When you add a fade on a clip there are actually more controls you can use to adjust the fade in the Inspector! There is an option to adjust the curve shape of the fades and an option to replace them with a speed up or slow down. When you change a fade out to a slow down, for example, the fade will become orange to signify that this change has been made. This feature is so cool because it sounds like a tape start/stop!
PRO TIP: Grab a random one-shot sample and add a long fade out to it. Then run over to the Inspector and swap the fade out for a slow down. Now you've got a really cool one-shot tape stop sound effect to use in your track!
Reverse Audio Clips
Reversing audio is super useful for creative effects like making custom risers. So much can be done with this feature and the possibilities are endless! All you need to do is press the more dropdown in the region inspector and check the reverse box!
PRO TIP: Try creating reverse piano chords or reversing a cymbal to create risers for your tracks! Even reverb tails can be reversed for really cool risers!
Apple Loop Playback Speed
If you use Apple Loops (which you definitely should), you can actually double or half the playback speed of the loop region using the Inspector. If an Apple Loop is selected, an option for speed appears in the Inspector where you can reduce up to an eighth of the speed or play it back up to eight times the speed.
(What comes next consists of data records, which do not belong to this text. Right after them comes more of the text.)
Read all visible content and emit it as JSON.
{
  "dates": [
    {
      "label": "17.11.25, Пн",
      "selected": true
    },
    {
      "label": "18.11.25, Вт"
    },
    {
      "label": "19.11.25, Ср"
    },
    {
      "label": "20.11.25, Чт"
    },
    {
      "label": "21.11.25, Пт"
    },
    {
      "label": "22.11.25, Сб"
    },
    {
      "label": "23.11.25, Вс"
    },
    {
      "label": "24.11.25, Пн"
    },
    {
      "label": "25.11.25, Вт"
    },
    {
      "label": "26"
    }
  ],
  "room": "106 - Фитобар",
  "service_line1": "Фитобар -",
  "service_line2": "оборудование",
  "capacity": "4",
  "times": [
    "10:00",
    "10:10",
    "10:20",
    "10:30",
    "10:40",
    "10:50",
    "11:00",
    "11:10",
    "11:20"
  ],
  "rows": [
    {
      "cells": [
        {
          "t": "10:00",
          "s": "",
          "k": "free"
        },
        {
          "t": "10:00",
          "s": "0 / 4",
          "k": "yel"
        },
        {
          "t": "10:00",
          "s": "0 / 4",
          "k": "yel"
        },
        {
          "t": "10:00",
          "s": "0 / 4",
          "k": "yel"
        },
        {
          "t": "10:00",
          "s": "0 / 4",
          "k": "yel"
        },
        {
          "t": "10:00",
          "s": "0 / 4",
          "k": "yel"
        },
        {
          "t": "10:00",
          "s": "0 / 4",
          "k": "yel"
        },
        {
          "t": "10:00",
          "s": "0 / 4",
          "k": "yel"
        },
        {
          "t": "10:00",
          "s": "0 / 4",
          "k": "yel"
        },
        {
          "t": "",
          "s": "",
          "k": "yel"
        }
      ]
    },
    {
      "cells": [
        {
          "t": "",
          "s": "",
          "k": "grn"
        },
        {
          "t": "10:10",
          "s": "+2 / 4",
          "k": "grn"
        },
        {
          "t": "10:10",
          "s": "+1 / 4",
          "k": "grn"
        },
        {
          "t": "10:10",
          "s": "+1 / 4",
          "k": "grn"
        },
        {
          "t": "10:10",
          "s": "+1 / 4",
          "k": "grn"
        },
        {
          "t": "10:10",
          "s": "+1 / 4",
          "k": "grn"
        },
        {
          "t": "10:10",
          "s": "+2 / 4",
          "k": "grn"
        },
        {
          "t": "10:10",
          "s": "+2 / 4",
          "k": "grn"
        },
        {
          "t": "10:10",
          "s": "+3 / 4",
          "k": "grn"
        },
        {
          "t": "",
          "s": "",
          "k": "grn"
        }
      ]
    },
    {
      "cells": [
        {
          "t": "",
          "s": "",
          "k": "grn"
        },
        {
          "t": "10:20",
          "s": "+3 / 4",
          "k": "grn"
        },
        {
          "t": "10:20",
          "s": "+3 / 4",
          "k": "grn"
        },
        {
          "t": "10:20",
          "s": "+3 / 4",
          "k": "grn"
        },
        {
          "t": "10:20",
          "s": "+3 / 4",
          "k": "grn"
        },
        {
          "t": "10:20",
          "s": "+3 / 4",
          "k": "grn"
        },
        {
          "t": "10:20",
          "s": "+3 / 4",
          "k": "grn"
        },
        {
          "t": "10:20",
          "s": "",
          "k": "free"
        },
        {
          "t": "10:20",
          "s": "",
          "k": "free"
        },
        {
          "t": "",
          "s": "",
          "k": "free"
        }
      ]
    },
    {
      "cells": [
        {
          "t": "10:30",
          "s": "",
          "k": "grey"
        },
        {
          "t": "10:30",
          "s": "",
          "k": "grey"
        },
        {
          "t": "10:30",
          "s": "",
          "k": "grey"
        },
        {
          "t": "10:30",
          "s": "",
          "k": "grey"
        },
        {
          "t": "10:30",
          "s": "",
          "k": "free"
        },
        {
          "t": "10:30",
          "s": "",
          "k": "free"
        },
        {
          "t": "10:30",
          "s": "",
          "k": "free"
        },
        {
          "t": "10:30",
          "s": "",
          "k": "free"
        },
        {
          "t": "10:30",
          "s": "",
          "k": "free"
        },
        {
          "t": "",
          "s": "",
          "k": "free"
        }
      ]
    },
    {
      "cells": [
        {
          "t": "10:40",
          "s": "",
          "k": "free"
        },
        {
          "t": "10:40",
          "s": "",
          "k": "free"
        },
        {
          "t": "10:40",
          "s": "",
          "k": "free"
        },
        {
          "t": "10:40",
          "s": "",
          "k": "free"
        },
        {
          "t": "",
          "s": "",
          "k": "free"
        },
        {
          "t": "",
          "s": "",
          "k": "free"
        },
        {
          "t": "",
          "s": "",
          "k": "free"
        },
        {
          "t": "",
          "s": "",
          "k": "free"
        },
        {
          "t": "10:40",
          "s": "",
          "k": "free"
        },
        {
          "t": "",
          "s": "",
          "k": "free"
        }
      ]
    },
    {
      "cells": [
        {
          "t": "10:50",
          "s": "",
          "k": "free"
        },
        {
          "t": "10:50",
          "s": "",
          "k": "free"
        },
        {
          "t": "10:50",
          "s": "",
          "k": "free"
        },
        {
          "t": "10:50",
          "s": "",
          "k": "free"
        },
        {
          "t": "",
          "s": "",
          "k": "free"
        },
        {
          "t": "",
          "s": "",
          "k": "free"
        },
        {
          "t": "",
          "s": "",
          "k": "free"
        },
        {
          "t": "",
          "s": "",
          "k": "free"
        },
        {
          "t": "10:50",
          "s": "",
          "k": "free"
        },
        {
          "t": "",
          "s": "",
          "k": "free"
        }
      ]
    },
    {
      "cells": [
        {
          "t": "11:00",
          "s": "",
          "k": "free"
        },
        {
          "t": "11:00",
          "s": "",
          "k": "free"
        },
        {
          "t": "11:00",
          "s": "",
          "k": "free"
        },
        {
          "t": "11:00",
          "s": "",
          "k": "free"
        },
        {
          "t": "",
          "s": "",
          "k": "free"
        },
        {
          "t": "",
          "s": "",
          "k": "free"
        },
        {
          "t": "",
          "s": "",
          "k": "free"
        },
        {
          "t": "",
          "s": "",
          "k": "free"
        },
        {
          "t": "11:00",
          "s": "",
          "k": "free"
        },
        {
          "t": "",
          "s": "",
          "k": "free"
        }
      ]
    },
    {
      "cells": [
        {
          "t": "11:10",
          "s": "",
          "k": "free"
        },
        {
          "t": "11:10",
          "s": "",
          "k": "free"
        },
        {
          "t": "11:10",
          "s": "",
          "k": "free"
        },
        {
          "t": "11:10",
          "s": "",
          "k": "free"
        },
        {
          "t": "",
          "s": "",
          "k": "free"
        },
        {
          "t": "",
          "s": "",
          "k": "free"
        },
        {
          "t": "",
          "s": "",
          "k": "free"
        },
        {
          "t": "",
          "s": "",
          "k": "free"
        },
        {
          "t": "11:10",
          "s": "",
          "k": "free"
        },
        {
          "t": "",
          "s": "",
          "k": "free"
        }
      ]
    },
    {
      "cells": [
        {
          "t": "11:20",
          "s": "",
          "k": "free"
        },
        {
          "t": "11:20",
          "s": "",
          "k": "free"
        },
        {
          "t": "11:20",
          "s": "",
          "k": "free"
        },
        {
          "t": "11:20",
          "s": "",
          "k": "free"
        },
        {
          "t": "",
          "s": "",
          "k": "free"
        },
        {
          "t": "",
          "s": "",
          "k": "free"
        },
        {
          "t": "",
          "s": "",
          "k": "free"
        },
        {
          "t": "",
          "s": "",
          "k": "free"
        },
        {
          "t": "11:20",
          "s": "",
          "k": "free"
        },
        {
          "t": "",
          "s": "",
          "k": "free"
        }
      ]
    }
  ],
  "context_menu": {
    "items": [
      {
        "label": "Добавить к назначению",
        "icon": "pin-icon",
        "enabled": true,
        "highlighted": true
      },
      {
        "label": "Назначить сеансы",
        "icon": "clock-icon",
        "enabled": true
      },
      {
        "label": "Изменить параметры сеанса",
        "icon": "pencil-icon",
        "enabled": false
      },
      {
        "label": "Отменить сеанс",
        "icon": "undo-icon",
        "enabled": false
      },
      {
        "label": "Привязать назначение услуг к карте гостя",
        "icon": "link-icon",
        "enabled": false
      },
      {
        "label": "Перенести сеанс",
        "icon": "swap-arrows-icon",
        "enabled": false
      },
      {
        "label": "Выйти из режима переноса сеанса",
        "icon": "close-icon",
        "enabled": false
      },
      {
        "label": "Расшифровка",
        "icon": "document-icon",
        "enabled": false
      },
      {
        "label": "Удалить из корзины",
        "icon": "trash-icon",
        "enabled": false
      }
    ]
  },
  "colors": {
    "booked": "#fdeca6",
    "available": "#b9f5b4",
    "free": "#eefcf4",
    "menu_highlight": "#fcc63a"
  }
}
This doesn't even alter the pitch of the loop!
PRO TIP: Try creating an EDM-style build-up by doubling the speed of a percussion loop at every bar as you approach a drop!
Both audio and MIDI regions have quantization options within the Inspector (Flex and Follow must be on for audio regions in order for these options to show).
Q-Range defines which notes are quantized based on how close they are to the grid. When Q-range is set to 0, every note is quantized. With positive values, any notes outside of the set range (farthest away from the grid position) are quantized, but those that are closer are left where they are. At negative values, the opposite occurs.
Q-Strength defines how much a note is quantized. For 100% the notes are fully quantized and for 0% they are left unchanged.
Q-Swing allows you to set a percentage value to alter the position of every second point in the current quantization grid. With values over 50%, beats are delayed, and with values under 50% beats are pre-delayed. Practically, you’ll probably be sticking to a range between 50% and 75% to create a natural swing feel in your MIDI region.
Q-Flam works for MIDI regions and spreads notes in chords out into short arpeggios, creating a flam effect. Positive values produce an ascending flam and negatives a descending one. This can be cool for snare sounds or making a chord more humanized by using a small value.
This parameter refers to how long a note is "held down". It can be helpful for quickly making a MIDI performance more staccato or legato without needing to open the piano roll and edit all the note lengths.
Can you believe that we didn't even cover all of the Inspector's parameters? If you are interested in learning even more about the Inspector and getting specific details about each parameter, be sure to reference Apple's Logic User Manual. Thanks so much for reading! I hope you learned something today!`